ACTIVITY ▸
What number of lines in the records below hold the word "this"? Give that number alone.

── THE DATA ──

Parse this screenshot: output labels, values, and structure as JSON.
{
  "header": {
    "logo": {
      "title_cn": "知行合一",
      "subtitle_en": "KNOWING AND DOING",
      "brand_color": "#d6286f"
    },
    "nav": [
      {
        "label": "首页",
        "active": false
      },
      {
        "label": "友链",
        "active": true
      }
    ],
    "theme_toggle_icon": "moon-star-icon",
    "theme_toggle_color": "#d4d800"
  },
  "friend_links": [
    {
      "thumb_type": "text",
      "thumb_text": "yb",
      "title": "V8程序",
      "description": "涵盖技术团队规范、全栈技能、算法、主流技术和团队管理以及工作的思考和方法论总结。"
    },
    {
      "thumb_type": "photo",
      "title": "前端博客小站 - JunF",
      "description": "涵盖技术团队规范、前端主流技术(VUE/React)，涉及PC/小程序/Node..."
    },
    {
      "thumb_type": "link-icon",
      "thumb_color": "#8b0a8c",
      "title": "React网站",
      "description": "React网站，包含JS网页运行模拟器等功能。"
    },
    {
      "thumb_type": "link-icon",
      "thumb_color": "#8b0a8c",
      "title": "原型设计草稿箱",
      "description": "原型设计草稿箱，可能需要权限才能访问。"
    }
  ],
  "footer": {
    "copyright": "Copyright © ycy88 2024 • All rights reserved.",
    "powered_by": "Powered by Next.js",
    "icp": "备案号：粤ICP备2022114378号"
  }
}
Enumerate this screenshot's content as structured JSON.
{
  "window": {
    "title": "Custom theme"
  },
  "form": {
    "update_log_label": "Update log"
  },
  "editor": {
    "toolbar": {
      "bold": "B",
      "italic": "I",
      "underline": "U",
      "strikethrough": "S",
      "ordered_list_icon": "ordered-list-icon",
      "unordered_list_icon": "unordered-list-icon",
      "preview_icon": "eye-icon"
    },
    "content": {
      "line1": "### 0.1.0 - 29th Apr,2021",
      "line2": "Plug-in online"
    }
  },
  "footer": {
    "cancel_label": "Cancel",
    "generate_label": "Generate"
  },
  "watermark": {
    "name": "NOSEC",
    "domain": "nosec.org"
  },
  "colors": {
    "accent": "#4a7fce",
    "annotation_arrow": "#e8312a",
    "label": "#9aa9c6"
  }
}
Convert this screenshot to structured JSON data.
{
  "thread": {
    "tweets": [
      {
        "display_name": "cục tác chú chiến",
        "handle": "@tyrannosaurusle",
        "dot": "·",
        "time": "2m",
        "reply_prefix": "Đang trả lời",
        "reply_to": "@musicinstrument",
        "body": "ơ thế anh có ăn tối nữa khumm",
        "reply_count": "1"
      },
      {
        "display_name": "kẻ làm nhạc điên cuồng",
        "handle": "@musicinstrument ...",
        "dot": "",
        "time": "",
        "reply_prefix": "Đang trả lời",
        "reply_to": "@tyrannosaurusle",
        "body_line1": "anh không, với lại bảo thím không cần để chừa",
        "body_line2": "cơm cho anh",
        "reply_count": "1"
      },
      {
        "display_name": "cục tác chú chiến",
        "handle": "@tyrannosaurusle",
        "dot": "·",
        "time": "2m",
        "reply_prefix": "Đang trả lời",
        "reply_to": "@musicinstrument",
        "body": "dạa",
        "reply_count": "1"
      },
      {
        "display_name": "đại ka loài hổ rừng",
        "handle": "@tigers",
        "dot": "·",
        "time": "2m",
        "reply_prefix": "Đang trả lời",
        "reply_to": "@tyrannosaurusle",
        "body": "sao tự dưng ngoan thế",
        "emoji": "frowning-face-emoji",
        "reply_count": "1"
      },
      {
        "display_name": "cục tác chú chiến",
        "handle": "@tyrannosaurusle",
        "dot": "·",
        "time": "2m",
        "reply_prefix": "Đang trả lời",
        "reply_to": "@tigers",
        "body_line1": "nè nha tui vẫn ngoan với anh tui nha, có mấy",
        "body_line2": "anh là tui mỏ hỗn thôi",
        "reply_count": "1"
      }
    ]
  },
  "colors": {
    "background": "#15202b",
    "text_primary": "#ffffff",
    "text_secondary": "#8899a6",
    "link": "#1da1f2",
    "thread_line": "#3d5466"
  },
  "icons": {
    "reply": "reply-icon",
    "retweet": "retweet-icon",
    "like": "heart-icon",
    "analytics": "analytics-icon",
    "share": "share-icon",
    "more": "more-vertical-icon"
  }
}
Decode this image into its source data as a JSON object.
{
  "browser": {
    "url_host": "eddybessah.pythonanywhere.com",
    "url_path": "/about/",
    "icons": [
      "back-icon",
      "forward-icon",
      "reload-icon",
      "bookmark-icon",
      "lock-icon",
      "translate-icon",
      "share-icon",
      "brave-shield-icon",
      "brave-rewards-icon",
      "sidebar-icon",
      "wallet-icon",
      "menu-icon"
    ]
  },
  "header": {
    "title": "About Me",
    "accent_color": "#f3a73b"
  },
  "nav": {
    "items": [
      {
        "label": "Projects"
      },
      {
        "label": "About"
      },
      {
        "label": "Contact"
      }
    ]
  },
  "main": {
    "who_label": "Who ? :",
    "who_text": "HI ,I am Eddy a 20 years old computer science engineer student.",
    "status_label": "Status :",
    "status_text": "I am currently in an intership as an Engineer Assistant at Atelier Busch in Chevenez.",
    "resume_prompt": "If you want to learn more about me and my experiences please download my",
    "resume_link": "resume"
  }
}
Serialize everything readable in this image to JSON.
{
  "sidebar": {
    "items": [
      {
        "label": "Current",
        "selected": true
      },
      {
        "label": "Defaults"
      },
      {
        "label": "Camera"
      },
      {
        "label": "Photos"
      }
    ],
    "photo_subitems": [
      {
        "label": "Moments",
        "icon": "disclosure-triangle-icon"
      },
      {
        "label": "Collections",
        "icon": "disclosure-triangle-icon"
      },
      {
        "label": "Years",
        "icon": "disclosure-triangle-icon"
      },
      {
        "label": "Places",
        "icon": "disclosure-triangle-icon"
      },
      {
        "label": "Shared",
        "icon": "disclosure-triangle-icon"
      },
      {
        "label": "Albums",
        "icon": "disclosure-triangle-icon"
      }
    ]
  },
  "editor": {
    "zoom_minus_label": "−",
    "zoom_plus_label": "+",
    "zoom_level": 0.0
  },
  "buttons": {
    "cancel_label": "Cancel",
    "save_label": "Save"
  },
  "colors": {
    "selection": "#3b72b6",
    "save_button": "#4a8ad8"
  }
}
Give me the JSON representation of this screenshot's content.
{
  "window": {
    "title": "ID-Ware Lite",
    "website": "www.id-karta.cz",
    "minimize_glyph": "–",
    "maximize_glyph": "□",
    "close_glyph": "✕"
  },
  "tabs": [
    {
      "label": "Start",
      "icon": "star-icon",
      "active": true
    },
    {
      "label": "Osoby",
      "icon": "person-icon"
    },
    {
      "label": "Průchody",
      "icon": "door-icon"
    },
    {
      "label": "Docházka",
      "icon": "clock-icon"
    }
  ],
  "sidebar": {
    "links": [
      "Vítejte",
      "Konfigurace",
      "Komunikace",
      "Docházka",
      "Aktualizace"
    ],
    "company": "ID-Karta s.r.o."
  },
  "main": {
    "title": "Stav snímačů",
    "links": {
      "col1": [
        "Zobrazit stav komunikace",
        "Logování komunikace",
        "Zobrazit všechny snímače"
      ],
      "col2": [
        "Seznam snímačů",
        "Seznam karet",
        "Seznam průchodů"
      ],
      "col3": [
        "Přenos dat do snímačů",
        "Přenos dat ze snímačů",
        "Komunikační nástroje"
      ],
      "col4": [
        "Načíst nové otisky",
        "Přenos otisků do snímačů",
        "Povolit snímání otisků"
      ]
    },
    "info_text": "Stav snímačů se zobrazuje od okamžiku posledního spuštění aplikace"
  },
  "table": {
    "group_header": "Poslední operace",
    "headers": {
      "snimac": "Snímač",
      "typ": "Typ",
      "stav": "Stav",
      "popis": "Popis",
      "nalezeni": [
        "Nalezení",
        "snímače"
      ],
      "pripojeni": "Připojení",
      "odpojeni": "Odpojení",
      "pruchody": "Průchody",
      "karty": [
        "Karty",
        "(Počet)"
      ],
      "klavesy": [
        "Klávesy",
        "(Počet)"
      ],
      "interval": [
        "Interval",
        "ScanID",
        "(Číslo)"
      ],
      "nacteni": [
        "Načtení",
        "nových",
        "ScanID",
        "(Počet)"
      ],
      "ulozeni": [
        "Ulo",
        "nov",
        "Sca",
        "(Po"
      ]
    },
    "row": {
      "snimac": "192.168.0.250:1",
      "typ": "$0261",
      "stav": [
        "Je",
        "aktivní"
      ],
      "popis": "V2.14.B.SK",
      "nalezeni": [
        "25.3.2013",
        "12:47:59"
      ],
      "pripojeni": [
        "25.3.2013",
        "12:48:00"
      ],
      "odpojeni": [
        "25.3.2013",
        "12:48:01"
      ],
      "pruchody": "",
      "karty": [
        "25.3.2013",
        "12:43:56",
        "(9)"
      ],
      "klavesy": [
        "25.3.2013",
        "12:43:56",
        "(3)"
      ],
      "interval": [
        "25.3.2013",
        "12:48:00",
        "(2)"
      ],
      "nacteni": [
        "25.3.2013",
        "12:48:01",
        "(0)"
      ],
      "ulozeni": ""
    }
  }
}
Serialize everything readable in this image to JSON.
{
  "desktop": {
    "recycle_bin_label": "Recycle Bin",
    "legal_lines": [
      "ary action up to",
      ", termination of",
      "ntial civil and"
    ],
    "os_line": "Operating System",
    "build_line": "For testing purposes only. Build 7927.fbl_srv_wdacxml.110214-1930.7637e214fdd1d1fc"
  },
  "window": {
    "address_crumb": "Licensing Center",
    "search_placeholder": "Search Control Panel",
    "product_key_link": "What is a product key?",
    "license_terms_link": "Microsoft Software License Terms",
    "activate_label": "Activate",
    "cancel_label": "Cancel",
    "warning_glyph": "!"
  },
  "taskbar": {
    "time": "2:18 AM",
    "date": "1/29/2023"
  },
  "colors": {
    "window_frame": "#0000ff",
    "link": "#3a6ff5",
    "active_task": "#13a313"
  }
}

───

EXERCISE RESPONSE ▸
7